'Tipping point' for FL solar? Orlando utility buys at under fossil generation prices
- Orlando Utilities Commission (OUC), the city’s electricity provider, signed a 20 year power purchase agreement (PPA) at $0.07 per kWh with American Capital Energy for the output of the 13 MW Curtis Stanton Energy Center, the Orlando Sentinel reports.
- The new solar power, the utility reports, costs it less than the $0.08 per kWh cost the company incurs generating electricity from coal and natural gas.
- OUC is gradually increasing its holdings in solar as locations become available and the technology advances. Four years ago, it paid $0.19 per kWh for solar from a local plant. OUC’s average retail electricity rate for its 200,000-plus residential customers is $0.10 per kWh.
This Stanton PPA with OUC is being recognized by Florida and other solar advocates as the long-predicted “tipping point” at which solar energy-generated electricity in their state finally is below the cost of fossil fuel-generated electricity.
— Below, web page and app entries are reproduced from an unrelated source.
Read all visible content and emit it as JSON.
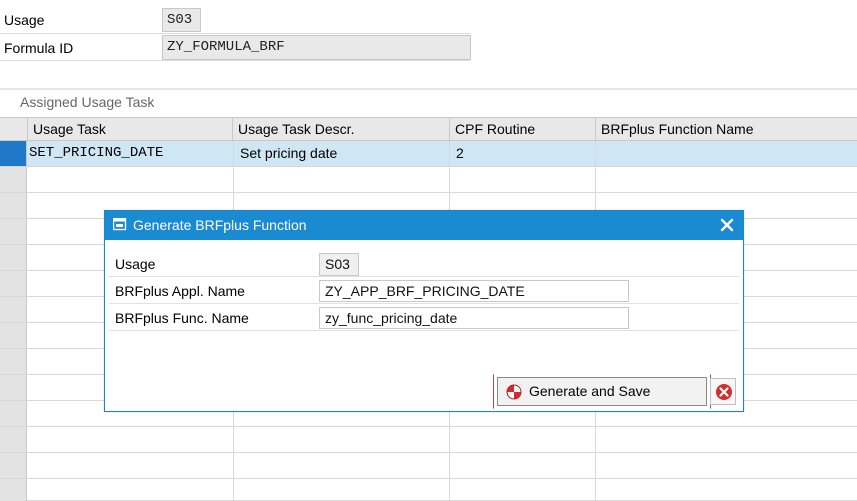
{
  "header": {
    "usage_label": "Usage",
    "usage_value": "S03",
    "formula_label": "Formula ID",
    "formula_value": "ZY_FORMULA_BRF"
  },
  "table": {
    "title": "Assigned Usage Task",
    "columns": [
      "Usage Task",
      "Usage Task Descr.",
      "CPF Routine",
      "BRFplus Function Name"
    ],
    "rows": [
      [
        "SET_PRICING_DATE",
        "Set pricing date",
        "2",
        ""
      ]
    ]
  },
  "dialog": {
    "title": "Generate BRFplus Function",
    "usage_label": "Usage",
    "usage_value": "S03",
    "appl_label": "BRFplus Appl. Name",
    "appl_value": "ZY_APP_BRF_PRICING_DATE",
    "func_label": "BRFplus Func. Name",
    "func_value": "zy_func_pricing_date",
    "generate_label": "Generate and Save",
    "close_icon": "close-icon",
    "cancel_icon": "cancel-icon"
  },
  "colors": {
    "dialog_title_bg": "#1a8ad1",
    "selected_row": "#cfe6f5",
    "row_marker": "#1f78c8"
  }
}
The acreage for the Stanton project is a landfill containing OUC coal ash and land previously designated for a third OUC coal plant. The project will use 42,000 solar modules and provide enough electricity to power about 1,500 homes.
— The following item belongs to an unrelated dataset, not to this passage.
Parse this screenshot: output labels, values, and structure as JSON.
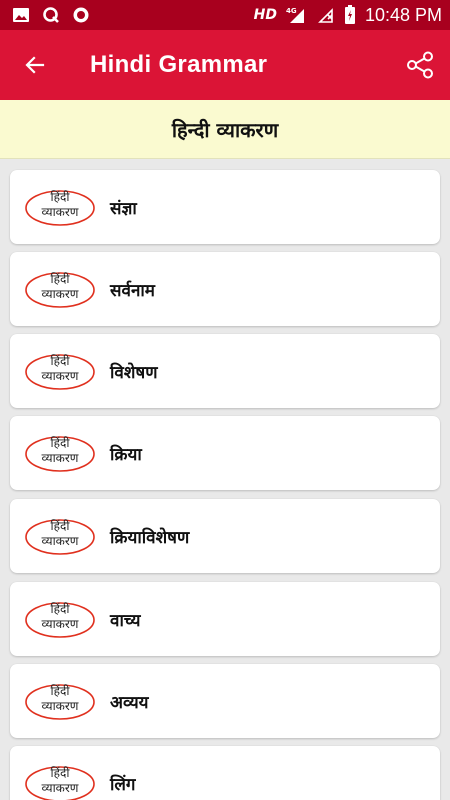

The new price point is attributable to several factors. The larger scale of the project allows economies of scale not available with rooftop solar. Modules can be up to 310 watts instead of the smaller modules in most rooftop arrays. And the module cost has fallen below $0.80 per watt from $2 per watt in 2010.
In addition, the project is expected to be online before the end of 2016 so the private sector developer will be able to monetize the 30% federal investment tax credit. There is an expectation that module prices and other costs will continue to fall while the cost of fossil fuel generation will increase with the introduction of federal emissions regulations, including the Clean Power Plan.
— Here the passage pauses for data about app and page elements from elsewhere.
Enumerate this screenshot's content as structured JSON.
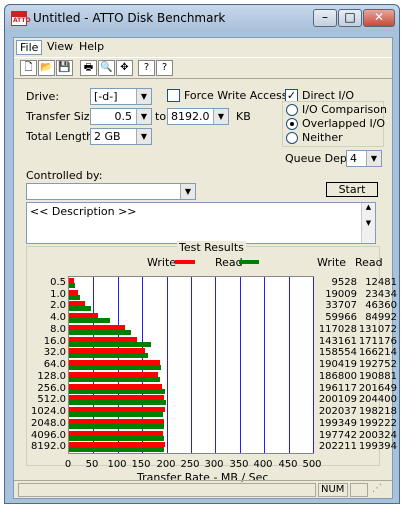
{
  "window": {
    "title": "Untitled - ATTO Disk Benchmark",
    "min": "–",
    "max": "□",
    "close": "✕",
    "app_icon_text": "ATTO"
  },
  "menu": {
    "file": "File",
    "view": "View",
    "help": "Help"
  },
  "toolbar": {
    "tools": [
      {
        "name": "new-file-icon",
        "glyph": "🗋"
      },
      {
        "name": "open-folder-icon",
        "glyph": "📂"
      },
      {
        "name": "save-icon",
        "glyph": "💾"
      },
      {
        "name": "print-icon",
        "glyph": "🖶"
      },
      {
        "name": "print-preview-icon",
        "glyph": "🔍"
      },
      {
        "name": "move-icon",
        "glyph": "✥"
      },
      {
        "name": "help-icon",
        "glyph": "?"
      },
      {
        "name": "context-help-icon",
        "glyph": "?"
      }
    ]
  },
  "form": {
    "drive_label": "Drive:",
    "drive_value": "[-d-]",
    "force_write_label": "Force Write Access",
    "force_write_checked": false,
    "transfer_size_label": "Transfer Size:",
    "transfer_from": "0.5",
    "to_label": "to",
    "transfer_to": "8192.0",
    "kb_label": "KB",
    "total_length_label": "Total Length:",
    "total_length": "2 GB",
    "direct_io_label": "Direct I/O",
    "direct_io_checked": true,
    "io_comparison_label": "I/O Comparison",
    "overlapped_io_label": "Overlapped I/O",
    "neither_label": "Neither",
    "selected_mode": "Overlapped I/O",
    "queue_depth_label": "Queue Depth:",
    "queue_depth": "4",
    "controlled_by_label": "Controlled by:",
    "controlled_by_value": "",
    "start_button": "Start",
    "description": "<< Description >>"
  },
  "results": {
    "title": "Test Results",
    "write_legend": "Write",
    "read_legend": "Read",
    "write_col": "Write",
    "read_col": "Read",
    "x_axis_label": "Transfer Rate - MB / Sec",
    "colors": {
      "write": "#ff0000",
      "read": "#008000",
      "grid": "#2020ff"
    }
  },
  "chart_data": {
    "type": "bar",
    "title": "Test Results",
    "xlabel": "Transfer Rate - MB / Sec",
    "xlim": [
      0,
      500
    ],
    "xticks": [
      0,
      50,
      100,
      150,
      200,
      250,
      300,
      350,
      400,
      450,
      500
    ],
    "categories": [
      "0.5",
      "1.0",
      "2.0",
      "4.0",
      "8.0",
      "16.0",
      "32.0",
      "64.0",
      "128.0",
      "256.0",
      "512.0",
      "1024.0",
      "2048.0",
      "4096.0",
      "8192.0"
    ],
    "series": [
      {
        "name": "Write",
        "values": [
          9528,
          19009,
          33707,
          59966,
          117028,
          143161,
          158554,
          190419,
          186800,
          196117,
          200109,
          202037,
          199349,
          197742,
          202211
        ]
      },
      {
        "name": "Read",
        "values": [
          12481,
          23434,
          46360,
          84992,
          131072,
          171176,
          166214,
          192752,
          190881,
          201649,
          204400,
          198218,
          199222,
          200324,
          199394
        ]
      }
    ]
  },
  "status": {
    "num": "NUM"
  }
}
- Orlando Sentinel OUC solar power from new plant will cost less